People with disabilities are known to have an increased risk of chronic health conditions, such as arthritis, obesity, hypertension, and high cholesterol, than those without disabilities. As a group, however, people with disabilities have rarely been targeted by health promotion and disease prevention efforts. The Illinois Disability and Health Program represents an effort to include those with disabilities in on-going health promotion and disease prevention activities. The Program also intends to raise public and professional awareness regarding the importance of reducing secondary health conditions among people with disabilities.
In July 2007, the program was awarded a five-year federal grant from the Disability and Health Team of the National Center on Birth Defects and Developmental Disabilities which is part of the U.S. Centers for Disease Control and Prevention.
Some of the current program activities include, but are not limited to:
- Expanding statewide activities in preventing secondary conditions and promoting health of people with disabilities.

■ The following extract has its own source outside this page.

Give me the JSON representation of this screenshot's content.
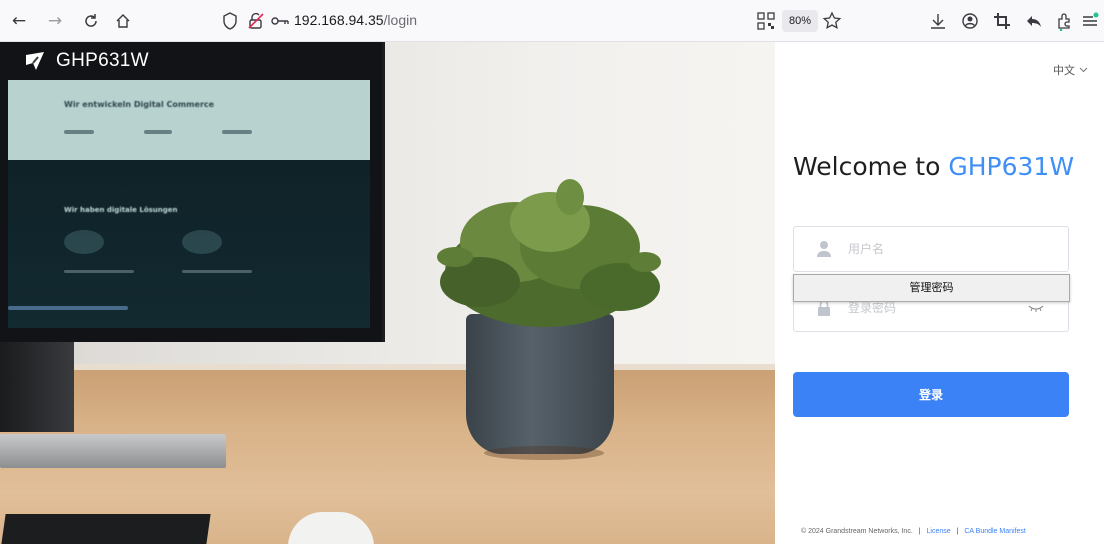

- Maintaining an existing statewide partnership (advisory group) that includes disability advocacy organizations, other state departments, local health departments, health advocacy organizations, university-based programs and people with disabilities, and recruiting new members as necessary to strengthen capacity.
- Maintaining and expanding an existing scientific database on the prevalence and impact of secondary conditions among people with disabilities.
- Increasing health promotion and prevention opportunities and resources for people with disabilities.
- Expanding the awareness of, and opportunities for, local health professionals to have the knowledge and tools to screen, diagnose and work effectively with people with disabilities.
- Increasing the availability and accessibility of health promotion and prevention services, interventions and resources for people with disabilities.